WHAT IS BEING ASKED »
Below are records to be repeated exactly. Leave their pictures behind.

..........

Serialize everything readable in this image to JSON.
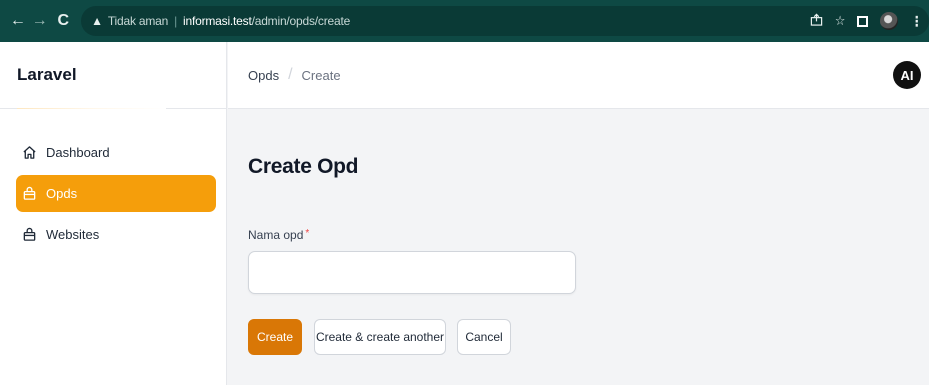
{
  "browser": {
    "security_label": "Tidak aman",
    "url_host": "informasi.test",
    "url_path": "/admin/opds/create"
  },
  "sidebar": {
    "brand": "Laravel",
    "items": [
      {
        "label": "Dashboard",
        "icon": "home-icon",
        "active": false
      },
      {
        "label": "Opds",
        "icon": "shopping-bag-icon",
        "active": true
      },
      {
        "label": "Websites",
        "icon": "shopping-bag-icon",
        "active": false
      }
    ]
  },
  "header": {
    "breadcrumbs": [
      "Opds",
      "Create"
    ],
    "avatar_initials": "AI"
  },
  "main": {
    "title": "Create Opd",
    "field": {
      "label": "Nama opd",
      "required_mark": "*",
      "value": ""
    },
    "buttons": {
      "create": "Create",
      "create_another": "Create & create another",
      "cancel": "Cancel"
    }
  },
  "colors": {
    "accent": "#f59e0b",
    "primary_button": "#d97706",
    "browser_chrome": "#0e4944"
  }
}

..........

ANSWER TO THIS PROBLEM »
Serialize everything readable in this image to JSON.
{
  "browser": {
    "security_label": "Tidak aman",
    "url_host": "informasi.test",
    "url_path": "/admin/opds/create"
  },
  "sidebar": {
    "brand": "Laravel",
    "items": [
      {
        "label": "Dashboard",
        "icon": "home-icon",
        "active": false
      },
      {
        "label": "Opds",
        "icon": "shopping-bag-icon",
        "active": true
      },
      {
        "label": "Websites",
        "icon": "shopping-bag-icon",
        "active": false
      }
    ]
  },
  "header": {
    "breadcrumbs": [
      "Opds",
      "Create"
    ],
    "avatar_initials": "AI"
  },
  "main": {
    "title": "Create Opd",
    "field": {
      "label": "Nama opd",
      "required_mark": "*",
      "value": ""
    },
    "buttons": {
      "create": "Create",
      "create_another": "Create & create another",
      "cancel": "Cancel"
    }
  },
  "colors": {
    "accent": "#f59e0b",
    "primary_button": "#d97706",
    "browser_chrome": "#0e4944"
  }
}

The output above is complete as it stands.